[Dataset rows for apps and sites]
^^^^^^^^
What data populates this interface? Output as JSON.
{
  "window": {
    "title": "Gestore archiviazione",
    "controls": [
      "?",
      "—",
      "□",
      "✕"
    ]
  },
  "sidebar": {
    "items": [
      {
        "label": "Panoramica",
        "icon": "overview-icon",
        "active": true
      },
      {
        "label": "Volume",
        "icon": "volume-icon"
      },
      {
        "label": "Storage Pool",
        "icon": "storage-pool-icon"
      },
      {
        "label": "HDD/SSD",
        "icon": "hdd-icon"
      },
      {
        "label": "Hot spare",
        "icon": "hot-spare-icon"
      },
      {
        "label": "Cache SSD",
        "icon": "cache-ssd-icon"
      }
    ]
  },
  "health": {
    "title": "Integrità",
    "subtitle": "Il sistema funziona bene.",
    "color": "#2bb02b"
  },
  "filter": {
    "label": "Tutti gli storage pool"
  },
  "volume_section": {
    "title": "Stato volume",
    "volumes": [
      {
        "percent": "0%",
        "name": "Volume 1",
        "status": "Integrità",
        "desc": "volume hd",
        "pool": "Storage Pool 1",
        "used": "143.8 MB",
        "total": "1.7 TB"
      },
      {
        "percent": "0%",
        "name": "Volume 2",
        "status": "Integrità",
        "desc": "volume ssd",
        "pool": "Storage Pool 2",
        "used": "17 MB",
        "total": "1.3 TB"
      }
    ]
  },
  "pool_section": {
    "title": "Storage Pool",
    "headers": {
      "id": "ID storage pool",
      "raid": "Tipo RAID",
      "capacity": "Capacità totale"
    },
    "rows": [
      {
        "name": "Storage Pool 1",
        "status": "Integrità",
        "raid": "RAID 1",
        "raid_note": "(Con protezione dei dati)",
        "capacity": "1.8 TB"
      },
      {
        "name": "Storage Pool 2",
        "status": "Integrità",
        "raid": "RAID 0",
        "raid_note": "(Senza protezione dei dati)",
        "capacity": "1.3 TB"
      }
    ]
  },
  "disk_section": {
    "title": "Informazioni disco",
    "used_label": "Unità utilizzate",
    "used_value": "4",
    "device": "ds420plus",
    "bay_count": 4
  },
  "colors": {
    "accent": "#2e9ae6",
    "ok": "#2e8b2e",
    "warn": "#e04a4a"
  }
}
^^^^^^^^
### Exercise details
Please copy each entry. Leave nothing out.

### Problem solution
What data populates this interface? Output as JSON.
{
  "window": {
    "title": "Gestore archiviazione",
    "controls": [
      "?",
      "—",
      "□",
      "✕"
    ]
  },
  "sidebar": {
    "items": [
      {
        "label": "Panoramica",
        "icon": "overview-icon",
        "active": true
      },
      {
        "label": "Volume",
        "icon": "volume-icon"
      },
      {
        "label": "Storage Pool",
        "icon": "storage-pool-icon"
      },
      {
        "label": "HDD/SSD",
        "icon": "hdd-icon"
      },
      {
        "label": "Hot spare",
        "icon": "hot-spare-icon"
      },
      {
        "label": "Cache SSD",
        "icon": "cache-ssd-icon"
      }
    ]
  },
  "health": {
    "title": "Integrità",
    "subtitle": "Il sistema funziona bene.",
    "color": "#2bb02b"
  },
  "filter": {
    "label": "Tutti gli storage pool"
  },
  "volume_section": {
    "title": "Stato volume",
    "volumes": [
      {
        "percent": "0%",
        "name": "Volume 1",
        "status": "Integrità",
        "desc": "volume hd",
        "pool": "Storage Pool 1",
        "used": "143.8 MB",
        "total": "1.7 TB"
      },
      {
        "percent": "0%",
        "name": "Volume 2",
        "status": "Integrità",
        "desc": "volume ssd",
        "pool": "Storage Pool 2",
        "used": "17 MB",
        "total": "1.3 TB"
      }
    ]
  },
  "pool_section": {
    "title": "Storage Pool",
    "headers": {
      "id": "ID storage pool",
      "raid": "Tipo RAID",
      "capacity": "Capacità totale"
    },
    "rows": [
      {
        "name": "Storage Pool 1",
        "status": "Integrità",
        "raid": "RAID 1",
        "raid_note": "(Con protezione dei dati)",
        "capacity": "1.8 TB"
      },
      {
        "name": "Storage Pool 2",
        "status": "Integrità",
        "raid": "RAID 0",
        "raid_note": "(Senza protezione dei dati)",
        "capacity": "1.3 TB"
      }
    ]
  },
  "disk_section": {
    "title": "Informazioni disco",
    "used_label": "Unità utilizzate",
    "used_value": "4",
    "device": "ds420plus",
    "bay_count": 4
  },
  "colors": {
    "accent": "#2e9ae6",
    "ok": "#2e8b2e",
    "warn": "#e04a4a"
  }
}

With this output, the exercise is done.